With regards to human trafficking, a lot has been done, you recall the case of 53 Bangladeshi that we intercepted in 2009 and arrested and repatriated together with the arrested suspected trafficker; since the beginning of 2015, about 30 Rwandans were either located in countries where they were trafficked and rescued or intercepted before crossing our borders. Twenty-three of the victims were girls.
Twenty-five suspected traffickers were also arrested. The victims had been trafficked to countries like Mozambique, Zambia, South Africa, Uganda, Malaysia, China and Dubai [United Arab Emirates].
Through Interpol and other groups to which we are active members like the International Association of Chiefs of Police (IACP), African Police (AfriPol), Eastern Africa Police Chiefs Cooperation Organisation (EAPCCO), Eastern Africa Standby Force (EASF), East African Community Northern Corridor Integration Projects (EAC-NCIP), it becomes a bit easier to rescue victims, arrest suspects and extradite them to countries where they are wanted.

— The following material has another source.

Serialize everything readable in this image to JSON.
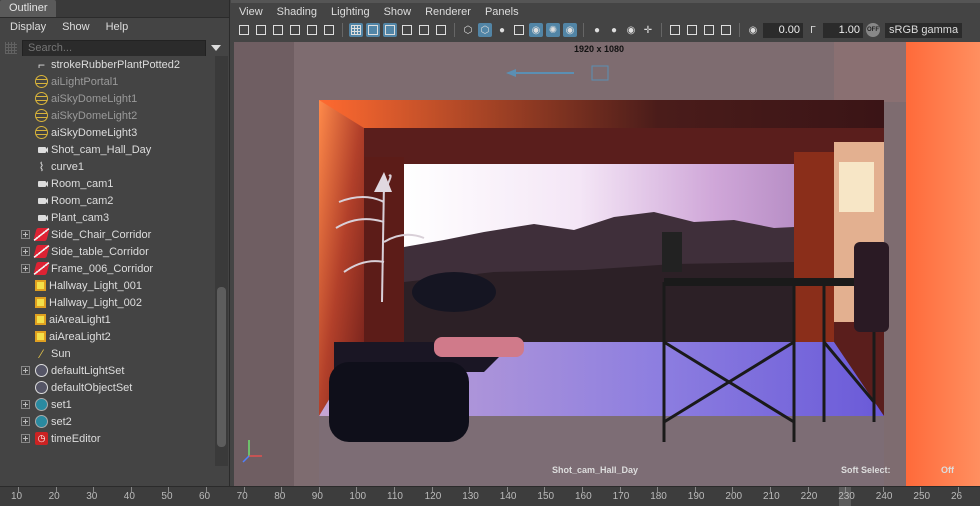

What’s the magic behind these achievements?
We are bound by Interpol to mutually support each other and on our level, we have engaged in two forms of cooperation; bilateral and multilateral cooperation. On bilateral cooperation, we have signed memoranda of understanding with police institutions in our region and beyond.
So far, we have signed close to 30 MoUs under bilateral arrangements and about 10 others under multilateral frameworks.
What are the main areas of cooperation entailed in these agreements?
The main areas of cooperation include, sharing of criminal information, joint training, operations and investigation, deployment of police attaché or liaison officer to facilitate police operations, exchange of fugitives and criminal suspects, sharing expertise and experience and capacity building of police officers.
How does a Rwandan in the countryside benefit from these services?
Rwandans of all walks of life benefit from these services; I will give you an example, we recently repatriated a girl who had been trafficked from her home in Karongi District all the way to Mozambique. In a situation where someone reports a missing person, we use these kinds of services to trace the person locally and beyond our borders.
In terms of justice, we could take an example of someone who lost his or her relatives in the 1994 Genocide against the Tutsi and the person suspected of killing them is probably in Europe. There is relief that comes with bringing the perpetrator to justice, more so if the suspect is extradited to Rwanda that’s justice brought closer to the victims, so definitely there is a lot Rwandans reap from what we do.
With regards to ordinary crimes, we have people operating business beyond our borders and in a situation they encounter a challenge out there, that’s when we come in and ensure police forces in that country where our citizen resides, offer them best customer care and service possible.